Never miss a story from Breakfast Bytes. Subscribe for in-depth analysis and articles.
At the recent 2021 TSMC OIP Ecosystem Forum, there were two special presentations by TSMC "before" the usual partner presentations. I put "before" in quotes since the event was virtual, so in practice, you could watch stuff in any order, unlike when OIP has been in-person in the past. I covered the first in TSMC OIP 2021: N3 HPC. The second of these was on 3D packaging, which is today's post.
It was presented by Jim Chang, Department Manager of 3dIC Design Methodology. His presentation was titled 3DIC Design Challenges and Solutions.
Jim started by running through the current offerings that make up 3DFabric. The above chart is a summary, but I've written often enough about TSMC's CoWoS and InFO. I'm just going to assume that you know what these capabilities provide. I'm also not going to try and convince you that 3DIC, in general, is increasing in importance. I've done plenty of posts on this too. I'm just going to take it as given that More than Moore is a thing now.
TSMC successfully taped out its first TSMC SoIC eTV testchip earlier this year. It was a face-to-back design with 9um TSV pitch. The top die is an N5 Arm CPU chip. The bottom die is 40MB N6 SRAM chip.
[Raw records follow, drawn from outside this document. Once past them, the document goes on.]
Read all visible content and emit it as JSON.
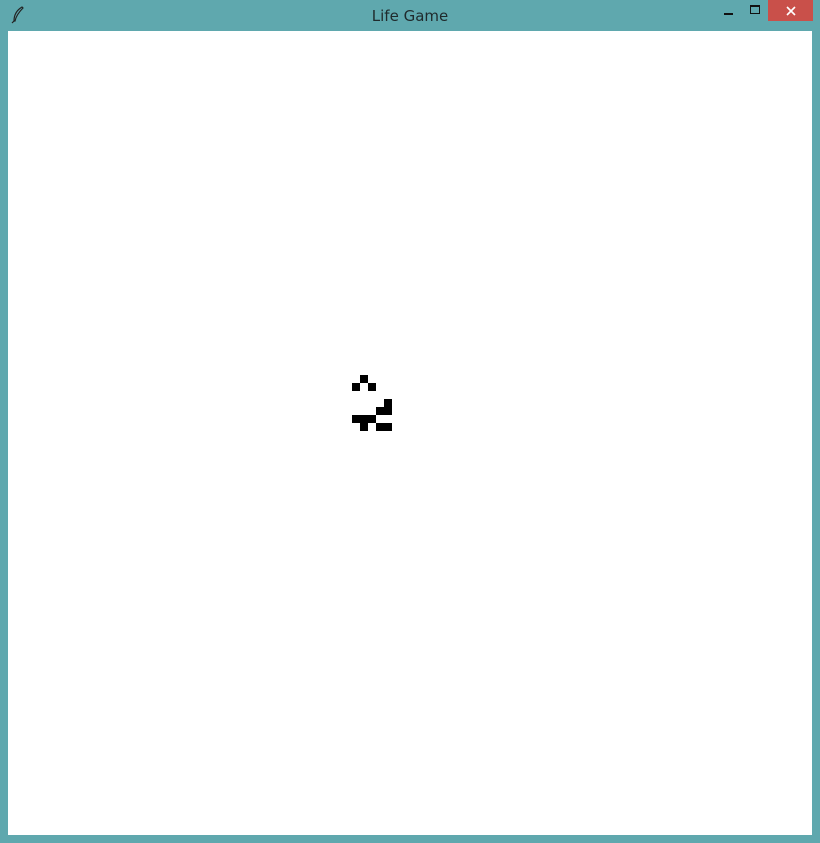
{
  "window": {
    "title": "Life Game",
    "icons": {
      "app": "feather-icon",
      "minimize": "minimize-icon",
      "maximize": "maximize-icon",
      "close": "close-icon"
    },
    "colors": {
      "frame": "#5fa8ae",
      "close_button": "#c9504a",
      "close_glyph": "#ffffff",
      "canvas": "#ffffff",
      "cell": "#000000"
    }
  },
  "board": {
    "alive_cells": [
      [
        44,
        0
      ],
      [
        43,
        1
      ],
      [
        45,
        1
      ],
      [
        47,
        3
      ],
      [
        46,
        4
      ],
      [
        47,
        4
      ],
      [
        43,
        5
      ],
      [
        44,
        5
      ],
      [
        45,
        5
      ],
      [
        44,
        6
      ],
      [
        46,
        6
      ],
      [
        47,
        6
      ]
    ]
  }
}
There is a high-speed chip-to-chip I/O interface.
There a several steps to the successful design of a multi-die design like this, as you can see in the diagram above.
The first step is system partitioning. First the design is partitioned to maximize system performance, and this dictates the number of signals between the chips. Then choice of chip-to-chip interface needs to be decided to balance bandwidth, latency, and the number of signals. Then detailed planning of the placement of TSVs (or bonds) must be planned to meet both bandwidth requirements and signal integrity requirements.
There are always thermal challenges in 3DICs of all types, since heat escaping one die often has to do so by passing through another, so the thermal pattern on a die in a 3DIC can be quite different from if it was packaged individually. Conventional thermal analysis uses a coarse grid to improve runtime, but unique chimney structures can exist in 3DIC since metal is not just an electrical conductor but a thermal conductor. The conductivity of the metal is about 1600X that of the dielectric, so pretty much all the heat follows the metal paths. Also, every IC has a power-delivery-network that connects all the way from the transistors to the bumps at the top. So the PDN behaves like a chimney, taking all the heat out through the roof.
Using a coarse grid rather than a golden approach results in errors in the temperature of up to 10%, which is significant, but it is too expensive computationally to maintain maximum accuracy everywhere. Instead, a multi-step approach is used, where the coarse-grained approach is used to identify hot spots, and then fine-grained detailed analysis is used. This hierarchical approach makes it possible to detect the temperature of the hotspots with high accuracy without an excessive runtime.
For the chip-to-chip interface, TSMC offers Lite-IO interface IP. This improves bitrate from 2Gbps to 4Gbps, reduces channel capacitance through driver/ESD/antenna layout and design rule co-optimization, and reduces 6σ clock skew by over 100ps with a customized clock tree.
Next, Jim covered testing 3D stacks. I've covered that earlier in IEEE 1838: Taking Test into the Third Dimension and this is the approach that TSMC uses.
Historically, InFO designs have largely been done manually, but that is not practical for this style of design due to the number of connections. TSMC created an InFO technology file in the tradition of place and route so that the design can be handled automatically from constraints, to routing, to DRC fixing, and final DRC check. Obviously, this is a huge productivity boost.
Next, timing signoff. The corner combination grows as the products of the corners from each chip. Efficient hierarchical STA needs to focus on interface chips. I've covered that in my posts:
Finally, multi-chip physical verification. The key is to find the right balance between IR-drop and TSV usage. A complication is that the power grid is constrained from both sides with bond landing on one side and TSVs on the other, with the potential for current hotspots if not enough care is taken. Another issue is that TSVs have relatively large keep-out-zones (KOZ) where active circuitry cannot go (due to stress during TSV manufacture).
Jim's Conclusion: The Future of 3DIC Has Arrived! And here is the readiness of the Cadence tools.
Sign up for Sunday Brunch, the weekly Breakfast Bytes email.